- you may need to edit individual sections of footage to keep only a desired section
Reflect on your recorded capture learning clips:
- Be cognizant of your thinking as you you are unpacking the video clips:
- What are you learning from what the interviewee(s) are sharing?
- What surprises you that your interviewee(s) share in one or more responses?
- How are you connecting what you are learning from your interviewee(s) to your previous knowledge?
- How might what you are learning impact your or others’ future learning?
- Is what you are hearing sparking an interest to learn more, or challenging pre-conceived notions?
- Is what you are hearing sparking the desire to discover other perspectives?
Creating your capture learning video product:
- Use your prefered video- or movie-making software or app to create your final video. Be certain to consider:
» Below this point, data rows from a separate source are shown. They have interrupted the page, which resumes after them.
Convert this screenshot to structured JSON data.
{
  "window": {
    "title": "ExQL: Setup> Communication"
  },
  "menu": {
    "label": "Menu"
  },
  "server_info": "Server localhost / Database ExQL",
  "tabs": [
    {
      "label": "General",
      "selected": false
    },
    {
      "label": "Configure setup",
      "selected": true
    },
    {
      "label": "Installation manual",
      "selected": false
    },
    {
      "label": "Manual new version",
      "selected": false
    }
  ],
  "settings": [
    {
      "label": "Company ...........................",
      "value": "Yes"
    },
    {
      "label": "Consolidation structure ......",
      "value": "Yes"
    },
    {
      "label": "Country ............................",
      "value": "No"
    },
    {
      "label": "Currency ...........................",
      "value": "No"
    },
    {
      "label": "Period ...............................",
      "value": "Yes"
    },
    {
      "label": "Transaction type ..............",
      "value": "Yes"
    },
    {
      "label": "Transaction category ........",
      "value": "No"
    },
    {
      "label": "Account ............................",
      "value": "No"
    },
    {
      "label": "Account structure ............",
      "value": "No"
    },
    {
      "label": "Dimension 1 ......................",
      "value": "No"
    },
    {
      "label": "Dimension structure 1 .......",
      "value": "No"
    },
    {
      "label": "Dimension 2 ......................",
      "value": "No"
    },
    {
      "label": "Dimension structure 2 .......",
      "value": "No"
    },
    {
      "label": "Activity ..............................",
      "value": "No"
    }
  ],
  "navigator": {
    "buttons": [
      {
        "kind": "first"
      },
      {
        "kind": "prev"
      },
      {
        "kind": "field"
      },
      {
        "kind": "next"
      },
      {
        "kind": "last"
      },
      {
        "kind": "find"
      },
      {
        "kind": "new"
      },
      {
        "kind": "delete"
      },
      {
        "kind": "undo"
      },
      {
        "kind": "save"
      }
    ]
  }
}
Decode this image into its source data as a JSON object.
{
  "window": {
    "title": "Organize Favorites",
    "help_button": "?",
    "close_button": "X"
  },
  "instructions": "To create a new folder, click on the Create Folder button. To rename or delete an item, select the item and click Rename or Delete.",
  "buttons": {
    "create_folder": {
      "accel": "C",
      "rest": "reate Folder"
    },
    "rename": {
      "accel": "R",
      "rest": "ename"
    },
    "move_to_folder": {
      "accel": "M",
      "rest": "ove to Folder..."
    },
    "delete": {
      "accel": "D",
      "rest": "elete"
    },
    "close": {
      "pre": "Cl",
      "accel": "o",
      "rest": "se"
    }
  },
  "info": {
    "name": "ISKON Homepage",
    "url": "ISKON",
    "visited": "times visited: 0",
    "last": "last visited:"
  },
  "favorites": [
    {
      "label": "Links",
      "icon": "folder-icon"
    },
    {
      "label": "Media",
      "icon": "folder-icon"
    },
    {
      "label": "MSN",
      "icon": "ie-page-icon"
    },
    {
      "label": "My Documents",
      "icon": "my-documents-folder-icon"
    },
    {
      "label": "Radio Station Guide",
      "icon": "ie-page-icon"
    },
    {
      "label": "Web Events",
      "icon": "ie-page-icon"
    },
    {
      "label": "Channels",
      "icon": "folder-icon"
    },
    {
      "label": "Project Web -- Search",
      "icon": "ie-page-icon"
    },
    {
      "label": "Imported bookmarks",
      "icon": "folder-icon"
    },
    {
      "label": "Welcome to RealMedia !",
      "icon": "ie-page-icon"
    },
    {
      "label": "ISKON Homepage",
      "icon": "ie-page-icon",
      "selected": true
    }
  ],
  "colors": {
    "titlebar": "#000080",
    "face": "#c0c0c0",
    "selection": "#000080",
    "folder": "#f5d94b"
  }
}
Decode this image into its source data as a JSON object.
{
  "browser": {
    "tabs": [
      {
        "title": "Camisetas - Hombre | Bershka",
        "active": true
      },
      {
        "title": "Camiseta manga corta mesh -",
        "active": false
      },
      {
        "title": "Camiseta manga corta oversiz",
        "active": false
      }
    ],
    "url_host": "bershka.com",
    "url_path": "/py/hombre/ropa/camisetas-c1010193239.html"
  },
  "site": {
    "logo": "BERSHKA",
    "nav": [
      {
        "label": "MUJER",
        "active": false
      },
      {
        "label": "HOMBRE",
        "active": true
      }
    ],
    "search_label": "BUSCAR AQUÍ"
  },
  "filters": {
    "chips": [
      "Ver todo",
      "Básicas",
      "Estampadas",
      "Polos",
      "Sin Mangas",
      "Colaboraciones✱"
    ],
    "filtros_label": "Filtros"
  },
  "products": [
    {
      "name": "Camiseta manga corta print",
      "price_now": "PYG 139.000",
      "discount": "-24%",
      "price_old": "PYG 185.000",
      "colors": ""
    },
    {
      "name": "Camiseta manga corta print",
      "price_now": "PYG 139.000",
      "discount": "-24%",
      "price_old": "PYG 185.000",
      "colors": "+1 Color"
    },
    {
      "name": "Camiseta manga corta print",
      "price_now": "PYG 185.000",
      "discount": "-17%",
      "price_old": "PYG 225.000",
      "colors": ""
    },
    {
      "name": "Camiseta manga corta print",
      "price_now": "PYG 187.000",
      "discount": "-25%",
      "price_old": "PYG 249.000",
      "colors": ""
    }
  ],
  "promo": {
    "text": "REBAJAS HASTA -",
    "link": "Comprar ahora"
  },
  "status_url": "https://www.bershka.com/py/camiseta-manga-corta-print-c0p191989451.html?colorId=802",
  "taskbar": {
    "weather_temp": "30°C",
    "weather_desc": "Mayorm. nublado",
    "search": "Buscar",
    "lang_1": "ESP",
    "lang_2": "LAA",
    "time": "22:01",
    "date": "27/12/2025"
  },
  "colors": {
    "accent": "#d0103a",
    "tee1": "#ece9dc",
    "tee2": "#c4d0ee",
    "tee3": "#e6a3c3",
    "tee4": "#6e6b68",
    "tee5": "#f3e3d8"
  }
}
- How will you create an introduction segment (e.g., interview topic, date; you sharing the purpose for the interview)?
- How will the individual clips flow to create a full narrative? Will you create sub-titles per section to aid in framing context for viewers, or will the clips flow naturally without the need for additional information (e.g., interviewee’s name and title)?
- How will you share your personal learning reflections in your final video (e.g., end video with a 15-second clip of your expressing your thoughts; listing thoughts or further questions to explore just prior to or as the conclusion segment)?
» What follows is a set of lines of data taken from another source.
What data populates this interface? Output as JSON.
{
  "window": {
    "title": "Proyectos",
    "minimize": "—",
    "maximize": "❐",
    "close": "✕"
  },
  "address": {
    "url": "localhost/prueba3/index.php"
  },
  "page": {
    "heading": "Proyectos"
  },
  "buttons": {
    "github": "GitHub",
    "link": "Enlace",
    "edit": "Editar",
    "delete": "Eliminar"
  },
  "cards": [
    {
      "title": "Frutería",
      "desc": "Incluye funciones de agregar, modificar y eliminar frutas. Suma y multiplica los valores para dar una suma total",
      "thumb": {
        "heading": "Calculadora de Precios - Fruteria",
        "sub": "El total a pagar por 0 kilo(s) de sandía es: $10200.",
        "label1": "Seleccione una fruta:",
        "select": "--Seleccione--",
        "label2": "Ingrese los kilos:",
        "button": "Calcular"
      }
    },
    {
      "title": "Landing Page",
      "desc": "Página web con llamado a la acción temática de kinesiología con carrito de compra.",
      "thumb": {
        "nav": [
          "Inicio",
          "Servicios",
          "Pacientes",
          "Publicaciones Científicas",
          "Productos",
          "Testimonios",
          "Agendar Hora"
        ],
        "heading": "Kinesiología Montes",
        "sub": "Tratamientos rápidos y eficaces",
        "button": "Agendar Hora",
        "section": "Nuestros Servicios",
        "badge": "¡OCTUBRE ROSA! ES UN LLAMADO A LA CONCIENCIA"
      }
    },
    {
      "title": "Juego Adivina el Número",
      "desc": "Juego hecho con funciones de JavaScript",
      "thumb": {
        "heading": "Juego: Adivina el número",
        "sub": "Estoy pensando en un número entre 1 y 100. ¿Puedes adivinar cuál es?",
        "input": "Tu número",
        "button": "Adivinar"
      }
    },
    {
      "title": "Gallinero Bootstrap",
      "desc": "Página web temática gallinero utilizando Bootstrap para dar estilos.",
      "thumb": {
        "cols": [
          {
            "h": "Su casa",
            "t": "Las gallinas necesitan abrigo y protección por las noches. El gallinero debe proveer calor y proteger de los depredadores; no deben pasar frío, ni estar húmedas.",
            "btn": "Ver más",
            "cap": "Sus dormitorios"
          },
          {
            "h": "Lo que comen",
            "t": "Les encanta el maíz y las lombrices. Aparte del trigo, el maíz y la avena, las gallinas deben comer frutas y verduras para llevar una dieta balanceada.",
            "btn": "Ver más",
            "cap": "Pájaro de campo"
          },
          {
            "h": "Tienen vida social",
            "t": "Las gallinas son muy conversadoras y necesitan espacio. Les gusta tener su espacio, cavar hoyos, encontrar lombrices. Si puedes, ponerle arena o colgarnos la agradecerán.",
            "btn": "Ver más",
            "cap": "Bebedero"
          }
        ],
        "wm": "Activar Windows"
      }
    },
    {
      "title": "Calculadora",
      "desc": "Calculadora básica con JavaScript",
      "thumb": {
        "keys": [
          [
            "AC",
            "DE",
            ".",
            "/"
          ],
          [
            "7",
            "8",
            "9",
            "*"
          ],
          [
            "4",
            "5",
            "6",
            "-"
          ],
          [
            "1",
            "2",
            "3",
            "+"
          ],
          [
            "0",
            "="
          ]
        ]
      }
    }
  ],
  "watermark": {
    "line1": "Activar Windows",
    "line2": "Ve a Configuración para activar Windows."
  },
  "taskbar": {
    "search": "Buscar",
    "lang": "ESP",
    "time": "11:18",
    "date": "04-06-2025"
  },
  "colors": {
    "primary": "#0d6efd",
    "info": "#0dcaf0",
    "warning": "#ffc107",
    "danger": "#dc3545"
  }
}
- Will you include Creative Common music during the intro and exit segments to evoke a certain mood or emotion?
Share your capture learning video product:
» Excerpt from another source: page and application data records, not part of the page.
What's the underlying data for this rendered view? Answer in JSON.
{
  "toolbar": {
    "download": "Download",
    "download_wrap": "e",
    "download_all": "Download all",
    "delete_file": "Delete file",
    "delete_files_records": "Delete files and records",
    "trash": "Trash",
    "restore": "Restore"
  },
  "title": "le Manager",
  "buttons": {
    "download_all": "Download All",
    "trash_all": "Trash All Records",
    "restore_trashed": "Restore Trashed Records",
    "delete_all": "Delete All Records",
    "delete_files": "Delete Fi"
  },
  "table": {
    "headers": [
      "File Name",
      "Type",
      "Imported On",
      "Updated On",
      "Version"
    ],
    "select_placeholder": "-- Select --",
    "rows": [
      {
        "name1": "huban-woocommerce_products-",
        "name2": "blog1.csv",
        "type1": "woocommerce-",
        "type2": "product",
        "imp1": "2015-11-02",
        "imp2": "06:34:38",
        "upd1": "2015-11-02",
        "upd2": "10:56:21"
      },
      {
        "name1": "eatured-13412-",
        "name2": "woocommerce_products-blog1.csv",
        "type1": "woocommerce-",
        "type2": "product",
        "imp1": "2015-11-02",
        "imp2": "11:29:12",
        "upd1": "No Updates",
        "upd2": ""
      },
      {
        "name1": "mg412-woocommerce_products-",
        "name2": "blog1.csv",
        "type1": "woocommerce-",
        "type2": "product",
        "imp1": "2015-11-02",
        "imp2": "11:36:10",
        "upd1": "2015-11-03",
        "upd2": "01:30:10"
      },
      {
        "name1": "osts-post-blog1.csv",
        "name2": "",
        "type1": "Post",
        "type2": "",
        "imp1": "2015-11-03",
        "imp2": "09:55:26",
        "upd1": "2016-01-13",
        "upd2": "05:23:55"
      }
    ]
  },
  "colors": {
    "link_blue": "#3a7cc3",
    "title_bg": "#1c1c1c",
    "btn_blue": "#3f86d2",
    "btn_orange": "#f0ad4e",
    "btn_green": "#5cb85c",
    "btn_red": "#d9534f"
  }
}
- After you have finished creating your interview video product, upload the clip video to your YouTube or Vimeo account. (If you do not have an account, it is not difficult to create one in either platform.) Once uploaded, the file will receive an embed code that you can copy and paste into your blog post.
- Embed your video product into your blog post where it is being featured, or share the link to the video on your social media channels (and be sure to use the #documenting4learning hashtag).
To recap, follow these steps to complete this challenge:
- Plan and conduct your interview based on topic and pre-determined questions. After recording the raw footage, create your final interview video and upload it to your desired video-hosting platform (to get the embed code).
- Write a new blog post: a) embed your interview video appropriately, and b) include a reflective narrative as to what you learned from this challenge’s experience: pre-, during- and post-video production.
- Title, save, and publish your post.
After you have completed your challenge to create an Interview video blog post, please include the URL link to your post with embedded video in the Leave a Reply comment section below to share with us and your documenting community. Check back regularly to see what others have posted!
Added Amplification: Tweet or share on Instagram the link to your Interview blog post, or write a short narrative explaining the purpose for your interview and attach your interview video. Either way, be sure to include the hashtags #documenting4learning and #DLBloggingChallenge4, as well as any appropriate hashtags for your selected interview topic.
For inspiration, watch a few interview examples: